What is Information Literacy?
Information literacy is the ability to find, evaluate, and use information in a meaningful and ethical manner.
- articulating an information need
- identifying appropriate sources of information to address that need
- gathering relevant information
- evaluating information
- incorporating information
- acknowledging the source of information
On a more conceptual level, an information literate student understands that
- an information source's authority is constructed and contextual
- information creation is a process, involving varying research, revision, and dissemination methods
- information has value
- research is an iterative process of inquiry
- scholarship is a conversation
- searching is a process involving strategic exploration
These concepts are collectively known as:
Accrediting agencies such as the Western Association of Schools and Colleges (WASC) consider information literacy an intrinsic component of higher education, and critical to the success of students in academia and beyond. In this regard, information literacy is considered a key ingredient of lifelong learning.
Gleeson Library librarians are available to work with students and faculty on exploring these concepts.
Specifically, librarians welcome opportunities to:
- Assist faculty with incorporating these concepts and skill building into course curricula. See our suggestions.
- Provide library workshops to present these concepts and facilitate developing information literacy skills. Sign up for a workshop with your class.
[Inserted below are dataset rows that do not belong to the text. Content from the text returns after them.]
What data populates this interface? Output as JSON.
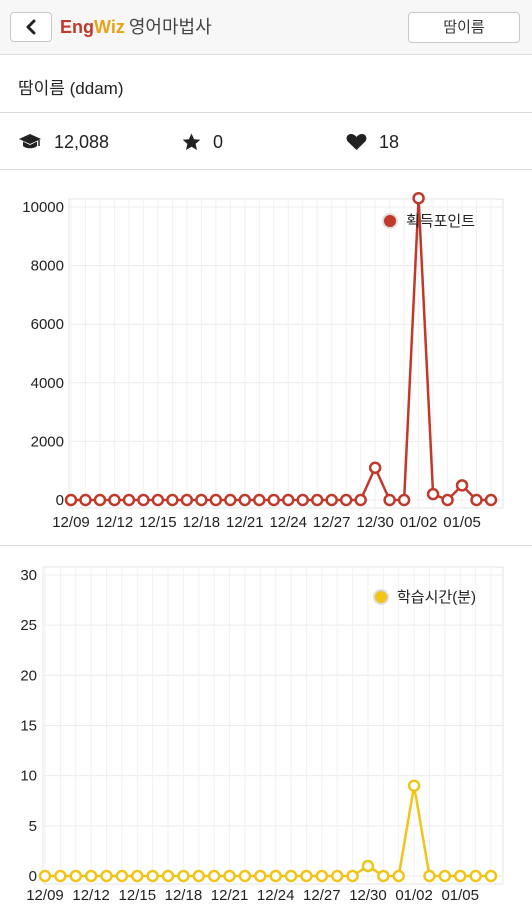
{
  "header": {
    "back_icon": "chevron-left-icon",
    "brand_eng": "Eng",
    "brand_wiz": "Wiz",
    "brand_rest": "영어마법사",
    "user_button": "땀이름"
  },
  "profile": {
    "name": "땀이름 (ddam)"
  },
  "stats": [
    {
      "icon": "graduation-cap-icon",
      "value": "12,088"
    },
    {
      "icon": "star-icon",
      "value": "0"
    },
    {
      "icon": "heart-icon",
      "value": "18"
    }
  ],
  "chart_data": [
    {
      "type": "line",
      "legend": "획득포인트",
      "legend_position": "top-right",
      "color": "#c0392b",
      "grid": true,
      "ylim": [
        0,
        10000
      ],
      "yticks": [
        0,
        2000,
        4000,
        6000,
        8000,
        10000
      ],
      "x": [
        "12/09",
        "12/10",
        "12/11",
        "12/12",
        "12/13",
        "12/14",
        "12/15",
        "12/16",
        "12/17",
        "12/18",
        "12/19",
        "12/20",
        "12/21",
        "12/22",
        "12/23",
        "12/24",
        "12/25",
        "12/26",
        "12/27",
        "12/28",
        "12/29",
        "12/30",
        "12/31",
        "01/01",
        "01/02",
        "01/03",
        "01/04",
        "01/05",
        "01/06",
        "01/07"
      ],
      "xtick_labels": [
        "12/09",
        "12/12",
        "12/15",
        "12/18",
        "12/21",
        "12/24",
        "12/27",
        "12/30",
        "01/02",
        "01/05"
      ],
      "series": [
        {
          "name": "획득포인트",
          "values": [
            0,
            0,
            0,
            0,
            0,
            0,
            0,
            0,
            0,
            0,
            0,
            0,
            0,
            0,
            0,
            0,
            0,
            0,
            0,
            0,
            0,
            1100,
            0,
            0,
            10300,
            200,
            0,
            500,
            0,
            0
          ]
        }
      ]
    },
    {
      "type": "line",
      "legend": "학습시간(분)",
      "legend_position": "top-right",
      "color": "#f0c419",
      "grid": true,
      "ylim": [
        0,
        30
      ],
      "yticks": [
        0,
        5,
        10,
        15,
        20,
        25,
        30
      ],
      "x": [
        "12/09",
        "12/10",
        "12/11",
        "12/12",
        "12/13",
        "12/14",
        "12/15",
        "12/16",
        "12/17",
        "12/18",
        "12/19",
        "12/20",
        "12/21",
        "12/22",
        "12/23",
        "12/24",
        "12/25",
        "12/26",
        "12/27",
        "12/28",
        "12/29",
        "12/30",
        "12/31",
        "01/01",
        "01/02",
        "01/03",
        "01/04",
        "01/05",
        "01/06",
        "01/07"
      ],
      "xtick_labels": [
        "12/09",
        "12/12",
        "12/15",
        "12/18",
        "12/21",
        "12/24",
        "12/27",
        "12/30",
        "01/02",
        "01/05"
      ],
      "series": [
        {
          "name": "학습시간(분)",
          "values": [
            0,
            0,
            0,
            0,
            0,
            0,
            0,
            0,
            0,
            0,
            0,
            0,
            0,
            0,
            0,
            0,
            0,
            0,
            0,
            0,
            0,
            1,
            0,
            0,
            9,
            0,
            0,
            0,
            0,
            0
          ]
        }
      ]
    }
  ]
}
- Meet one-on-one with students for more personalized assistance in the research process. sign-up for an appointment with a librarian.